In which lines of the data does the string "updated" appear? Copy every one.
*** Exercise material
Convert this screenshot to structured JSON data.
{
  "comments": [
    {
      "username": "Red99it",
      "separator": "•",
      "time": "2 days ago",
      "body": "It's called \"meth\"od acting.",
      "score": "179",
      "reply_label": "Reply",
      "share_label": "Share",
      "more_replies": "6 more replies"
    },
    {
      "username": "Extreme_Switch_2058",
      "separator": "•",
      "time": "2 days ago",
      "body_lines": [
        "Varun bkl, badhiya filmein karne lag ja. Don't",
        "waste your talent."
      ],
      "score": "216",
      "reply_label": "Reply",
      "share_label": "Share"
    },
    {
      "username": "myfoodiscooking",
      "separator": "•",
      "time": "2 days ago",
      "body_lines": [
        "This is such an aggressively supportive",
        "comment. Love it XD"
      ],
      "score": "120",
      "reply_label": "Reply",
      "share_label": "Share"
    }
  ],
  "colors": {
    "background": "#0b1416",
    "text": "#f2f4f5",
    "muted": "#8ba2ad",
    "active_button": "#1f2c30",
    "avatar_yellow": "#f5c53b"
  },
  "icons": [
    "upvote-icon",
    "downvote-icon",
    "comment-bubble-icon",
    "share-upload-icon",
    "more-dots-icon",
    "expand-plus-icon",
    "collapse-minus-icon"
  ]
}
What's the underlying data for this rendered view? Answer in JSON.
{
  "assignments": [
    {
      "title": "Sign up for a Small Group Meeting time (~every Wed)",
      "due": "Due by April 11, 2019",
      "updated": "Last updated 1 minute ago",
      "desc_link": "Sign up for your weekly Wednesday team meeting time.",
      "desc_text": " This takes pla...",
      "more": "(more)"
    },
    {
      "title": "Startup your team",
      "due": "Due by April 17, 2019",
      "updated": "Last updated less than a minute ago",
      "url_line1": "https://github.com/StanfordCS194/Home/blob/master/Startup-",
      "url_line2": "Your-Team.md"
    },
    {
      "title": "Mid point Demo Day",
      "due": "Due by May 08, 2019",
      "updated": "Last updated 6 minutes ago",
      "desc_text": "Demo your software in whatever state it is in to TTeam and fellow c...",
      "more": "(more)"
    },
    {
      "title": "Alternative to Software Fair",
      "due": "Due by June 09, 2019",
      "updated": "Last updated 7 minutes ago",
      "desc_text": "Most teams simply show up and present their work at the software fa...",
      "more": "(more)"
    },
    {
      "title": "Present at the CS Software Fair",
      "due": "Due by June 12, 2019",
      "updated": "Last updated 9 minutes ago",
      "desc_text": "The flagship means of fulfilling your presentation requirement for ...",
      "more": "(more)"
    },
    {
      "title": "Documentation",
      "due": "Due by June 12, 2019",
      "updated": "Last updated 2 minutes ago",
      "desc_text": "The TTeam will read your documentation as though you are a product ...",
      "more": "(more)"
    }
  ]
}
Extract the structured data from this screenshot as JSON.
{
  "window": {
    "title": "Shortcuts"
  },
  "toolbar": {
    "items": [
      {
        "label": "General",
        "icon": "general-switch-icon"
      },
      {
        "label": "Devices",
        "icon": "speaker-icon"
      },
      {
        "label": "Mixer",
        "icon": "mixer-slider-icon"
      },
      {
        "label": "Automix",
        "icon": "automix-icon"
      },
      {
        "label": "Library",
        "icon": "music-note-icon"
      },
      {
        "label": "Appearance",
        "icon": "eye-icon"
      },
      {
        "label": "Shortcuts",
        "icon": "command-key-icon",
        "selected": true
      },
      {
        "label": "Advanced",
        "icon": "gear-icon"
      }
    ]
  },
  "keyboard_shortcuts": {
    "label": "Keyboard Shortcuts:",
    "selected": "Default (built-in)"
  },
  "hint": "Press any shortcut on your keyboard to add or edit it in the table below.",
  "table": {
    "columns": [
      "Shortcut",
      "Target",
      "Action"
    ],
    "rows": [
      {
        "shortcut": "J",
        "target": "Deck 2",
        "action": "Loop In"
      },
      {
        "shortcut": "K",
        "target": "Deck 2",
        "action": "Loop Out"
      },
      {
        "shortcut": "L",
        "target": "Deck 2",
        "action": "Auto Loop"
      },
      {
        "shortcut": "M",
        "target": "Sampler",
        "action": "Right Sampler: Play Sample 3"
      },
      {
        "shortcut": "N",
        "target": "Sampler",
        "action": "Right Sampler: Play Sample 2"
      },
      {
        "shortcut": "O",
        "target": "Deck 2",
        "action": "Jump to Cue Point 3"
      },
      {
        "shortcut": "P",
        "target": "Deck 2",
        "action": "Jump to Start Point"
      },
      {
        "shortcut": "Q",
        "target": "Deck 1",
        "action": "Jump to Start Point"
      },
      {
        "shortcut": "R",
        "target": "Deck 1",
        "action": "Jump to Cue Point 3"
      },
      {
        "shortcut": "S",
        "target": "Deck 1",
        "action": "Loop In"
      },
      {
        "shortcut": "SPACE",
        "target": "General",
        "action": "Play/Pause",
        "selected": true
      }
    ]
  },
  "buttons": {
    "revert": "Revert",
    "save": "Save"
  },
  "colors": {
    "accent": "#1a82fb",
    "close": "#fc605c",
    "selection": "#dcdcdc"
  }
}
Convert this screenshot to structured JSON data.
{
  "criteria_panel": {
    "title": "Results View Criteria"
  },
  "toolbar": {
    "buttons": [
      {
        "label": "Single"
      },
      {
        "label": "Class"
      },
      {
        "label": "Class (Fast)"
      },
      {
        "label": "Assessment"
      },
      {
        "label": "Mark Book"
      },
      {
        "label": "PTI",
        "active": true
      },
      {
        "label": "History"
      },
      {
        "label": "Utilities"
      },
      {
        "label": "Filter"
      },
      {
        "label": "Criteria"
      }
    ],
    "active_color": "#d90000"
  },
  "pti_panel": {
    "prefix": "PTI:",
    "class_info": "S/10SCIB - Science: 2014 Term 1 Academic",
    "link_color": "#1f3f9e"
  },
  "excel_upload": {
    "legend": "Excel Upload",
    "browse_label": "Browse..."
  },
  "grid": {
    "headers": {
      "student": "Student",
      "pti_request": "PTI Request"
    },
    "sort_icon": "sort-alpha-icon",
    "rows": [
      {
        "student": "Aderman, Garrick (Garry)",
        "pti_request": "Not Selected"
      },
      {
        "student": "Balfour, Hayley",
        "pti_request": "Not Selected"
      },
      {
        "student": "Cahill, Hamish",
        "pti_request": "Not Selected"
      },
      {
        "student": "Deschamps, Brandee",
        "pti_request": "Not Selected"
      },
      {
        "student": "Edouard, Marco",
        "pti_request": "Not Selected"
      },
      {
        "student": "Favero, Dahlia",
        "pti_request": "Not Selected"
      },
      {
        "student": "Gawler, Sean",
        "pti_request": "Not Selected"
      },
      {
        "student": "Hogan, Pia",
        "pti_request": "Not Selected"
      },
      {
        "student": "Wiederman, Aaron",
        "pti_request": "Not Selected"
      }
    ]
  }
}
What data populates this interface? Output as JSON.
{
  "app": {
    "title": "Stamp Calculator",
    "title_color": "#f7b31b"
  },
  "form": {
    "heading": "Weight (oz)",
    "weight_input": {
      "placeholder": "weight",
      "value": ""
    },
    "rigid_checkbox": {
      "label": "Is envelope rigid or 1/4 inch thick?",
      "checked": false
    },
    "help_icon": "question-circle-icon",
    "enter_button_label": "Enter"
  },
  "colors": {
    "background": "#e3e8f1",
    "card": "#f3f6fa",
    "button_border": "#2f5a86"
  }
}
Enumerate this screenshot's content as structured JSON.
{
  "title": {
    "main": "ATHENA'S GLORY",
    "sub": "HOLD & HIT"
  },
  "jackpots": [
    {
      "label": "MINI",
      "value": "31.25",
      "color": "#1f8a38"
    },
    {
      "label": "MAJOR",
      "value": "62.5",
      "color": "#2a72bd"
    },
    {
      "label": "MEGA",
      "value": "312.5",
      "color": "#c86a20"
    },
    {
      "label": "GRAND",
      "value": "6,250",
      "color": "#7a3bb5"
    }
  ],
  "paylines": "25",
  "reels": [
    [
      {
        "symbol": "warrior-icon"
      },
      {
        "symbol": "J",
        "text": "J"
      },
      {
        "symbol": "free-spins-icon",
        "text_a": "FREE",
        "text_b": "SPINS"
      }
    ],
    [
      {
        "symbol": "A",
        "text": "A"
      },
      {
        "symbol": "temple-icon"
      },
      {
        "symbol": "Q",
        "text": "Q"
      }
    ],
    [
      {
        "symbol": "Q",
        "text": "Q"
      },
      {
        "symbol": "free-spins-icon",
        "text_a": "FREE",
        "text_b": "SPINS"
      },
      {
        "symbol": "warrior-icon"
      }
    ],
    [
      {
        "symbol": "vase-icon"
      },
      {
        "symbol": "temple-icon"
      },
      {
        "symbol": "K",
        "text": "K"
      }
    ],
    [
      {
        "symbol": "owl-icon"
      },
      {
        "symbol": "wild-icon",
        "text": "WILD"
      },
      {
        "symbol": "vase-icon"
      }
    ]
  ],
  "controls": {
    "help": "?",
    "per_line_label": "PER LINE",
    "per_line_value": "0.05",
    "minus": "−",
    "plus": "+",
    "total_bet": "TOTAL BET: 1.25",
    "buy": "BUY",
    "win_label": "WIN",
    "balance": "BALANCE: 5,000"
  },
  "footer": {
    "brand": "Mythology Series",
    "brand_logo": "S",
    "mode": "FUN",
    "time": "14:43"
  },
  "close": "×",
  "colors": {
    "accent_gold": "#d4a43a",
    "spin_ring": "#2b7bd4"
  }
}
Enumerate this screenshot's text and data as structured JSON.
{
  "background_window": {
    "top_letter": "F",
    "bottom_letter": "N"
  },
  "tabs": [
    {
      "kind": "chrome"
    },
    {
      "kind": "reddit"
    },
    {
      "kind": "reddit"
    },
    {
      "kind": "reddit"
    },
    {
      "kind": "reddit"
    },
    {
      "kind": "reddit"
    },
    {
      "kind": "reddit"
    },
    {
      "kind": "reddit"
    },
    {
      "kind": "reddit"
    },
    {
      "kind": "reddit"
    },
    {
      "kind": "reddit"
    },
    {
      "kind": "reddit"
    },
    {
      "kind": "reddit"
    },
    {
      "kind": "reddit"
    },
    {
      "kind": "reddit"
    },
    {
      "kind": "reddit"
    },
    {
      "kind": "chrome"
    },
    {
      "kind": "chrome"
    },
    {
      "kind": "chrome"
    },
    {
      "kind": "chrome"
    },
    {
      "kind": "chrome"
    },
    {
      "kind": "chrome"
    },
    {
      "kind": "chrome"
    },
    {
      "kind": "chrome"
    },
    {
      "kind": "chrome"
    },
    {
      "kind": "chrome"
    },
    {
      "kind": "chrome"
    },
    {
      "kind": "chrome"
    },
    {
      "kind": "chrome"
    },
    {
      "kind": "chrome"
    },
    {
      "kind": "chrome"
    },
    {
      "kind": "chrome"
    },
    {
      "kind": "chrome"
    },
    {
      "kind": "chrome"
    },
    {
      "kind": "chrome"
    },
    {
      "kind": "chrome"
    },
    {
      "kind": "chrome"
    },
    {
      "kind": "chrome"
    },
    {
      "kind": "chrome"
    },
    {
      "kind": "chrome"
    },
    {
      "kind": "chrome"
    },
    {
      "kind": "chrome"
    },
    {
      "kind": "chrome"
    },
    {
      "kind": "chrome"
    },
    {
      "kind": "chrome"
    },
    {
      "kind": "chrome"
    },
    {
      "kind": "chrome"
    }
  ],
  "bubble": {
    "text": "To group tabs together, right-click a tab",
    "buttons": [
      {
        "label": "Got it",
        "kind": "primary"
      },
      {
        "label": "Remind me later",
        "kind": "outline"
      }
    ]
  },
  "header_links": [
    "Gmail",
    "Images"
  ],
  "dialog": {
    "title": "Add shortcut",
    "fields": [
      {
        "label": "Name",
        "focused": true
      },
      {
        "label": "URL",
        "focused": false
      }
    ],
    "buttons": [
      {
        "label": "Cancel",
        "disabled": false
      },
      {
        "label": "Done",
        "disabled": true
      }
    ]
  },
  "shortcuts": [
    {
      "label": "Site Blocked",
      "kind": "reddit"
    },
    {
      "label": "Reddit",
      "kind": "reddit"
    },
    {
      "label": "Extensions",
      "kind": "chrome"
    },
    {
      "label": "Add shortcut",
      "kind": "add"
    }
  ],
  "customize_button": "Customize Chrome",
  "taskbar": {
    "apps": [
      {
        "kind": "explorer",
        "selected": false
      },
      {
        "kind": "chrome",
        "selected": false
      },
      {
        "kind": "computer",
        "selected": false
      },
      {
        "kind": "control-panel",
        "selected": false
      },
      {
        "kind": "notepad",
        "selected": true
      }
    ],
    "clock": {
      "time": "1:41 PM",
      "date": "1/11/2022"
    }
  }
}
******
### [Answer to this exercise]
      "updated": "Last updated 1 minute ago",
      "updated": "Last updated less than a minute ago",
      "updated": "Last updated 6 minutes ago",
      "updated": "Last updated 7 minutes ago",
      "updated": "Last updated 9 minutes ago",
      "updated": "Last updated 2 minutes ago",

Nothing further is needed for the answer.